Interface dataset entries:

* * * * *

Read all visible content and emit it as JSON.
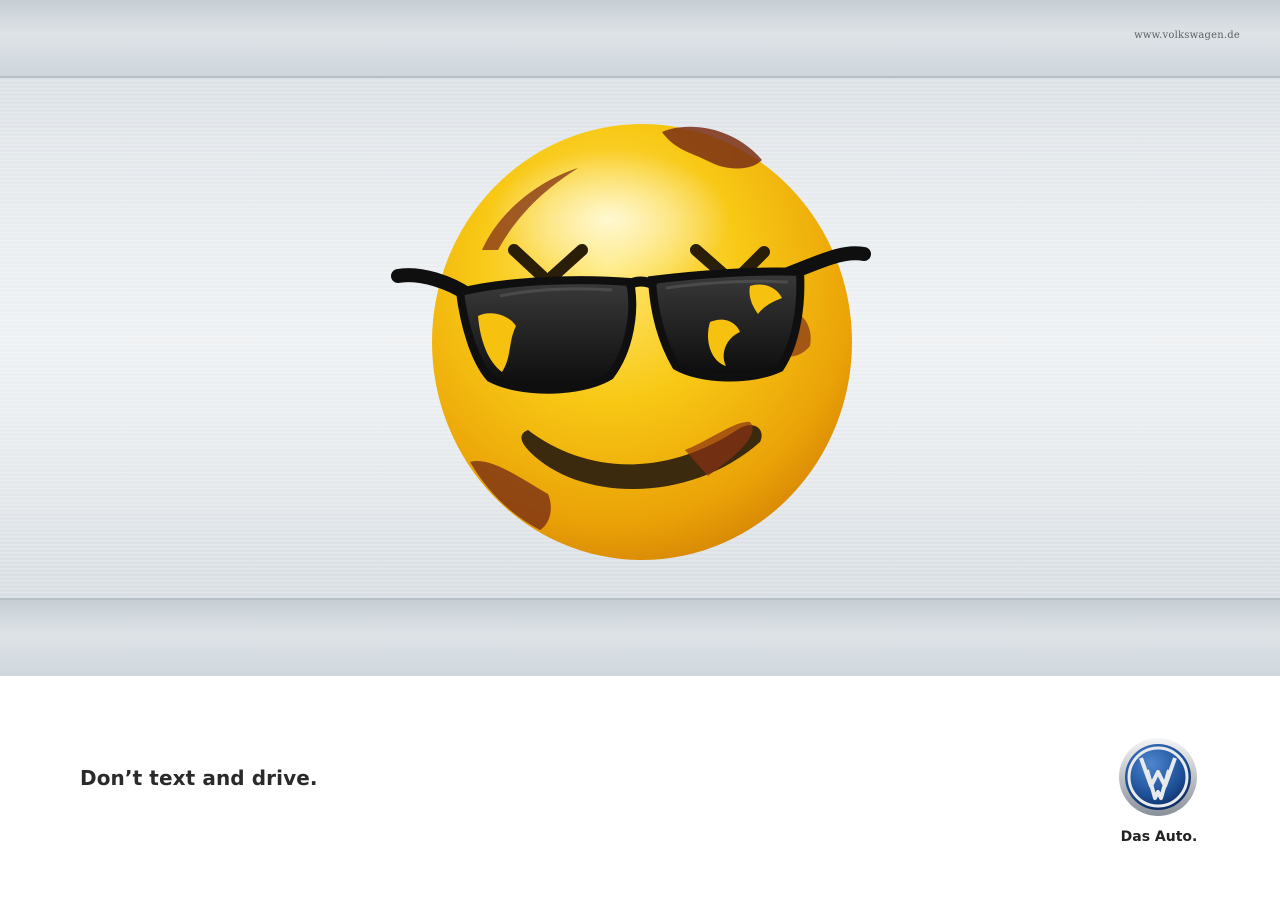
{
  "header": {
    "url": "www.volkswagen.de"
  },
  "footer": {
    "tagline": "Don’t text and drive.",
    "slogan": "Das Auto."
  },
  "colors": {
    "emoji_yellow": "#f6c10f",
    "emoji_orange": "#e69a06",
    "damage": "#7a2f14",
    "glasses": "#141414",
    "vw_blue": "#1d4f96"
  },
  "icons": {
    "emoji": "smiley-sunglasses-icon",
    "brand": "vw-logo-icon"
  }
}
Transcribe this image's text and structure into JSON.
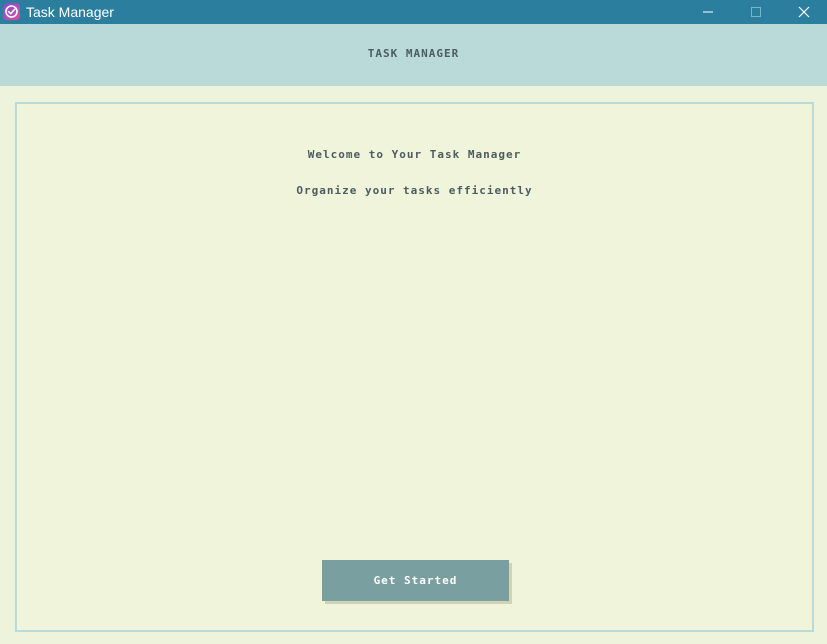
{
  "window": {
    "title": "Task Manager",
    "app_icon": "checkmark-circle-icon",
    "controls": [
      "minimize-icon",
      "maximize-icon",
      "close-icon"
    ]
  },
  "header": {
    "title": "TASK MANAGER"
  },
  "main": {
    "welcome_title": "Welcome to Your Task Manager",
    "subtitle": "Organize your tasks efficiently",
    "start_button_label": "Get Started"
  },
  "colors": {
    "titlebar": "#2b7e9e",
    "header_bg": "#b9dad9",
    "panel_bg": "#eff4db",
    "button_bg": "#7a9fa0",
    "text": "#4d5c62"
  }
}
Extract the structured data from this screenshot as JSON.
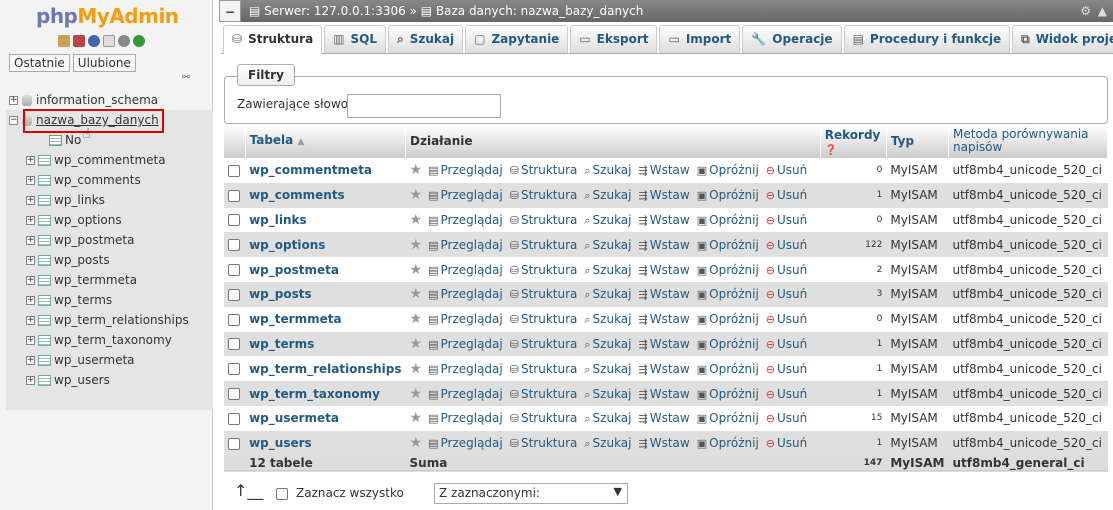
{
  "nav": {
    "logo_php": "php",
    "logo_my": "MyAdmin",
    "btn_recent": "Ostatnie",
    "btn_favorites": "Ulubione",
    "tree": [
      {
        "name": "information_schema",
        "type": "db"
      },
      {
        "name": "nazwa_bazy_danych",
        "type": "db",
        "selected": true
      },
      {
        "name": "No",
        "type": "new"
      },
      {
        "name": "wp_commentmeta",
        "type": "table"
      },
      {
        "name": "wp_comments",
        "type": "table"
      },
      {
        "name": "wp_links",
        "type": "table"
      },
      {
        "name": "wp_options",
        "type": "table"
      },
      {
        "name": "wp_postmeta",
        "type": "table"
      },
      {
        "name": "wp_posts",
        "type": "table"
      },
      {
        "name": "wp_termmeta",
        "type": "table"
      },
      {
        "name": "wp_terms",
        "type": "table"
      },
      {
        "name": "wp_term_relationships",
        "type": "table"
      },
      {
        "name": "wp_term_taxonomy",
        "type": "table"
      },
      {
        "name": "wp_usermeta",
        "type": "table"
      },
      {
        "name": "wp_users",
        "type": "table"
      }
    ]
  },
  "breadcrumb": {
    "server": "Serwer: 127.0.0.1:3306",
    "sep": "»",
    "db": "Baza danych: nazwa_bazy_danych"
  },
  "tabs": [
    {
      "label": "Struktura",
      "icon": "structure-icon",
      "active": true
    },
    {
      "label": "SQL",
      "icon": "sql-icon"
    },
    {
      "label": "Szukaj",
      "icon": "search-icon"
    },
    {
      "label": "Zapytanie",
      "icon": "query-icon"
    },
    {
      "label": "Eksport",
      "icon": "export-icon"
    },
    {
      "label": "Import",
      "icon": "import-icon"
    },
    {
      "label": "Operacje",
      "icon": "wrench-icon"
    },
    {
      "label": "Procedury i funkcje",
      "icon": "routines-icon"
    },
    {
      "label": "Widok projektu",
      "icon": "designer-icon"
    }
  ],
  "filter": {
    "legend": "Filtry",
    "label": "Zawierające słowo:",
    "value": ""
  },
  "table": {
    "headers": {
      "name": "Tabela",
      "action": "Działanie",
      "rows": "Rekordy",
      "type": "Typ",
      "collation": "Metoda porównywania napisów"
    },
    "actions": {
      "browse": "Przeglądaj",
      "structure": "Struktura",
      "search": "Szukaj",
      "insert": "Wstaw",
      "empty": "Opróżnij",
      "drop": "Usuń"
    },
    "rows": [
      {
        "name": "wp_commentmeta",
        "rows": "0",
        "type": "MyISAM",
        "collation": "utf8mb4_unicode_520_ci"
      },
      {
        "name": "wp_comments",
        "rows": "1",
        "type": "MyISAM",
        "collation": "utf8mb4_unicode_520_ci"
      },
      {
        "name": "wp_links",
        "rows": "0",
        "type": "MyISAM",
        "collation": "utf8mb4_unicode_520_ci"
      },
      {
        "name": "wp_options",
        "rows": "122",
        "type": "MyISAM",
        "collation": "utf8mb4_unicode_520_ci"
      },
      {
        "name": "wp_postmeta",
        "rows": "2",
        "type": "MyISAM",
        "collation": "utf8mb4_unicode_520_ci"
      },
      {
        "name": "wp_posts",
        "rows": "3",
        "type": "MyISAM",
        "collation": "utf8mb4_unicode_520_ci"
      },
      {
        "name": "wp_termmeta",
        "rows": "0",
        "type": "MyISAM",
        "collation": "utf8mb4_unicode_520_ci"
      },
      {
        "name": "wp_terms",
        "rows": "1",
        "type": "MyISAM",
        "collation": "utf8mb4_unicode_520_ci"
      },
      {
        "name": "wp_term_relationships",
        "rows": "1",
        "type": "MyISAM",
        "collation": "utf8mb4_unicode_520_ci"
      },
      {
        "name": "wp_term_taxonomy",
        "rows": "1",
        "type": "MyISAM",
        "collation": "utf8mb4_unicode_520_ci"
      },
      {
        "name": "wp_usermeta",
        "rows": "15",
        "type": "MyISAM",
        "collation": "utf8mb4_unicode_520_ci"
      },
      {
        "name": "wp_users",
        "rows": "1",
        "type": "MyISAM",
        "collation": "utf8mb4_unicode_520_ci"
      }
    ],
    "footer": {
      "count": "12 tabele",
      "sum_label": "Suma",
      "rows": "147",
      "type": "MyISAM",
      "collation": "utf8mb4_general_ci"
    }
  },
  "bottom": {
    "select_all": "Zaznacz wszystko",
    "with_selected": "Z zaznaczonymi:"
  },
  "colors": {
    "link": "#235a81",
    "highlight_box": "#e00000"
  }
}
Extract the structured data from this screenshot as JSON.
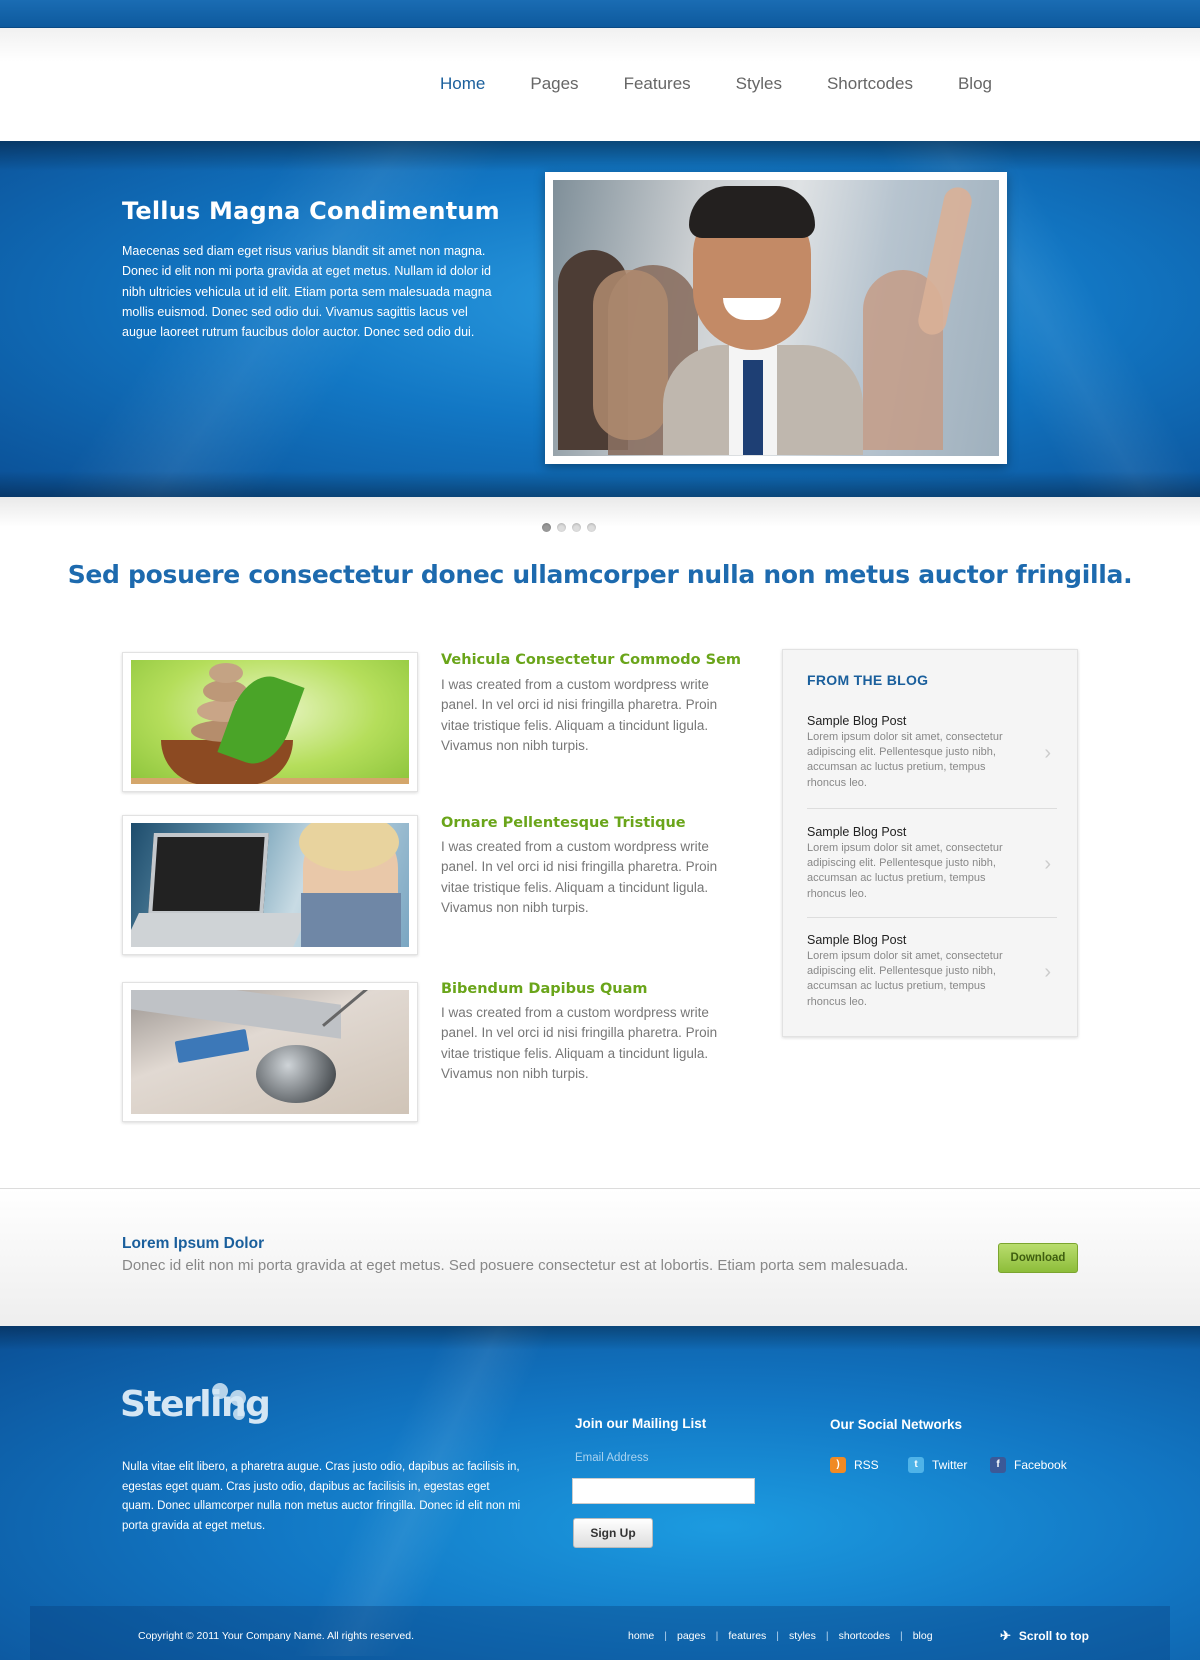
{
  "nav": {
    "items": [
      {
        "label": "Home",
        "active": true
      },
      {
        "label": "Pages",
        "active": false
      },
      {
        "label": "Features",
        "active": false
      },
      {
        "label": "Styles",
        "active": false
      },
      {
        "label": "Shortcodes",
        "active": false
      },
      {
        "label": "Blog",
        "active": false
      }
    ]
  },
  "hero": {
    "title": "Tellus Magna Condimentum",
    "text": "Maecenas sed diam eget risus varius blandit sit amet non magna. Donec id elit non mi porta gravida at eget metus. Nullam id dolor id nibh ultricies vehicula ut id elit. Etiam porta sem malesuada magna mollis euismod. Donec sed odio dui. Vivamus sagittis lacus vel augue laoreet rutrum faucibus dolor auctor. Donec sed odio dui.",
    "slide_count": 4,
    "active_slide": 1
  },
  "tagline": "Sed posuere consectetur donec ullamcorper nulla non metus auctor fringilla.",
  "features": [
    {
      "title": "Vehicula Consectetur Commodo Sem",
      "text": "I was created from a custom wordpress write panel. In vel orci id nisi fringilla pharetra. Proin vitae tristique felis. Aliquam a tincidunt ligula. Vivamus non nibh turpis."
    },
    {
      "title": "Ornare Pellentesque Tristique",
      "text": "I was created from a custom wordpress write panel. In vel orci id nisi fringilla pharetra. Proin vitae tristique felis. Aliquam a tincidunt ligula. Vivamus non nibh turpis."
    },
    {
      "title": "Bibendum Dapibus Quam",
      "text": "I was created from a custom wordpress write panel. In vel orci id nisi fringilla pharetra. Proin vitae tristique felis. Aliquam a tincidunt ligula. Vivamus non nibh turpis."
    }
  ],
  "blog": {
    "heading": "FROM THE BLOG",
    "posts": [
      {
        "title": "Sample Blog Post",
        "excerpt": "Lorem ipsum dolor sit amet, consectetur adipiscing elit. Pellentesque justo nibh, accumsan ac luctus pretium, tempus rhoncus leo."
      },
      {
        "title": "Sample Blog Post",
        "excerpt": "Lorem ipsum dolor sit amet, consectetur adipiscing elit. Pellentesque justo nibh, accumsan ac luctus pretium, tempus rhoncus leo."
      },
      {
        "title": "Sample Blog Post",
        "excerpt": "Lorem ipsum dolor sit amet, consectetur adipiscing elit. Pellentesque justo nibh, accumsan ac luctus pretium, tempus rhoncus leo."
      }
    ],
    "chevron_icon": "chevron-right-icon"
  },
  "callout": {
    "title": "Lorem Ipsum Dolor",
    "text": "Donec id elit non mi porta gravida at eget metus. Sed posuere consectetur est at lobortis. Etiam porta sem malesuada.",
    "button_label": "Download"
  },
  "footer": {
    "logo_text": "Sterling",
    "about": "Nulla vitae elit libero, a pharetra augue. Cras justo odio, dapibus ac facilisis in, egestas eget quam. Cras justo odio, dapibus ac facilisis in, egestas eget quam. Donec ullamcorper nulla non metus auctor fringilla. Donec id elit non mi porta gravida at eget metus.",
    "mailing": {
      "heading": "Join our Mailing List",
      "label": "Email Address",
      "value": "",
      "button_label": "Sign Up"
    },
    "social": {
      "heading": "Our Social Networks",
      "links": [
        {
          "label": "RSS",
          "icon": "rss-icon"
        },
        {
          "label": "Twitter",
          "icon": "twitter-icon"
        },
        {
          "label": "Facebook",
          "icon": "facebook-icon"
        }
      ]
    },
    "copyright": "Copyright © 2011 Your Company Name. All rights reserved.",
    "links": [
      "home",
      "pages",
      "features",
      "styles",
      "shortcodes",
      "blog"
    ],
    "scroll_top_label": "Scroll to top"
  },
  "colors": {
    "brand_blue": "#1a5f9c",
    "accent_green": "#6aa51a",
    "hero_blue": "#1277c4"
  }
}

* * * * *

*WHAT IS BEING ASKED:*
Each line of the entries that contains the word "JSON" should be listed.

*SOLUTION FOR THIS TASK:*
Read all visible content and emit it as JSON.
Transcribe this image's text and structure into JSON.
Extract the structured data from this screenshot as JSON.
Extract the structured data from this screenshot as JSON.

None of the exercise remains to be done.